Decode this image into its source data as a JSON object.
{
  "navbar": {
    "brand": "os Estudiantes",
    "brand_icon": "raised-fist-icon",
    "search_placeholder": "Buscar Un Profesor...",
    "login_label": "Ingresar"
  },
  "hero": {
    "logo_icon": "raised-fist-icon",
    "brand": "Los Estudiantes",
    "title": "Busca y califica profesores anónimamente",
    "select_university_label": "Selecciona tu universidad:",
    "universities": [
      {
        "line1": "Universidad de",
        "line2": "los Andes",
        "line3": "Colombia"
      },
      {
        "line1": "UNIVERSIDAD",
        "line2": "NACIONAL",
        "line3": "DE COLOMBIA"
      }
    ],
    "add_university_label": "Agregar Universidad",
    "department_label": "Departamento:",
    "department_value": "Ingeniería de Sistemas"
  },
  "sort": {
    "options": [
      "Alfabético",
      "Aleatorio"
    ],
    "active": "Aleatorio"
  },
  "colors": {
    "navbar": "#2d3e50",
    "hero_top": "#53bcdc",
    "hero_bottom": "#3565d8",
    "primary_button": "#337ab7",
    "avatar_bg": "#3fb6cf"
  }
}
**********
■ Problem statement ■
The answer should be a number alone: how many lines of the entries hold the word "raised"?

■ Task output ■
2